WHAT TO WORK ON: Begin with the line where "Convert this screenshot" appears. Set down that line and the rest of the records below it exactly as given.

--

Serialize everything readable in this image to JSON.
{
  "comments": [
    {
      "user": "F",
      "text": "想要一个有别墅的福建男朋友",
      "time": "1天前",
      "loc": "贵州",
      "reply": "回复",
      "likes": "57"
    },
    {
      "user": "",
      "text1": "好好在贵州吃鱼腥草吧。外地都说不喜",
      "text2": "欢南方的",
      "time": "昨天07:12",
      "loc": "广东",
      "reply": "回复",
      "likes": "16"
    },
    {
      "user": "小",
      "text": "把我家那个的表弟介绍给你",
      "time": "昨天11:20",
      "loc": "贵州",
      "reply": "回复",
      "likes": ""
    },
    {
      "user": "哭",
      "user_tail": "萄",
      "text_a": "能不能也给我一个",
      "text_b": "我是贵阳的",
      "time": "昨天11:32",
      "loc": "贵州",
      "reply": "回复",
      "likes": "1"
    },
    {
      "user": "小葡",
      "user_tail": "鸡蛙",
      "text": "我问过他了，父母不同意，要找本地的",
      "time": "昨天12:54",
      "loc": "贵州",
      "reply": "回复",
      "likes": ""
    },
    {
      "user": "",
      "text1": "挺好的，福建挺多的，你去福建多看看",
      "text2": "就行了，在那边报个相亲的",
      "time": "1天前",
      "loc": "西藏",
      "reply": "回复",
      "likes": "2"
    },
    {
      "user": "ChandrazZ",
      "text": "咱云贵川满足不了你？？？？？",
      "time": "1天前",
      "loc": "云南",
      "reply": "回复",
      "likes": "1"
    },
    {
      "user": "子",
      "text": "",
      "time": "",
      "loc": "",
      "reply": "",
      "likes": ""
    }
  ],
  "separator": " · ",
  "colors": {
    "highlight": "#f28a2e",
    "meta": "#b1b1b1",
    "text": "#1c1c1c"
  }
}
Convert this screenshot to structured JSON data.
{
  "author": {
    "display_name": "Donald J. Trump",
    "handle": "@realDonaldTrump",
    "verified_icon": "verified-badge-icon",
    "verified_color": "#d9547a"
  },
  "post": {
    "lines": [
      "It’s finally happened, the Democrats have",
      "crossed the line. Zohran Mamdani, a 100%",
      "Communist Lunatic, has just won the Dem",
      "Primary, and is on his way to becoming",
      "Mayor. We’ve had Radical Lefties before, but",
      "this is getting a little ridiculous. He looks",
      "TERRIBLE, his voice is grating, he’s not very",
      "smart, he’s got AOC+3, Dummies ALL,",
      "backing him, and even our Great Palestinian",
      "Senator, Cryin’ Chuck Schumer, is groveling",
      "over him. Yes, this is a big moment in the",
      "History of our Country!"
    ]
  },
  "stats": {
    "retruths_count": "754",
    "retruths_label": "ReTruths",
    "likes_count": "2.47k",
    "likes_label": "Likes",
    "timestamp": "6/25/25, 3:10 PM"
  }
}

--

TASK OUTPUT:
Convert this screenshot to structured JSON data.
{
  "author": {
    "display_name": "Donald J. Trump",
    "handle": "@realDonaldTrump",
    "verified_icon": "verified-badge-icon",
    "verified_color": "#d9547a"
  },
  "post": {
    "lines": [
      "It’s finally happened, the Democrats have",
      "crossed the line. Zohran Mamdani, a 100%",
      "Communist Lunatic, has just won the Dem",
      "Primary, and is on his way to becoming",
      "Mayor. We’ve had Radical Lefties before, but",
      "this is getting a little ridiculous. He looks",
      "TERRIBLE, his voice is grating, he’s not very",
      "smart, he’s got AOC+3, Dummies ALL,",
      "backing him, and even our Great Palestinian",
      "Senator, Cryin’ Chuck Schumer, is groveling",
      "over him. Yes, this is a big moment in the",
      "History of our Country!"
    ]
  },
  "stats": {
    "retruths_count": "754",
    "retruths_label": "ReTruths",
    "likes_count": "2.47k",
    "likes_label": "Likes",
    "timestamp": "6/25/25, 3:10 PM"
  }
}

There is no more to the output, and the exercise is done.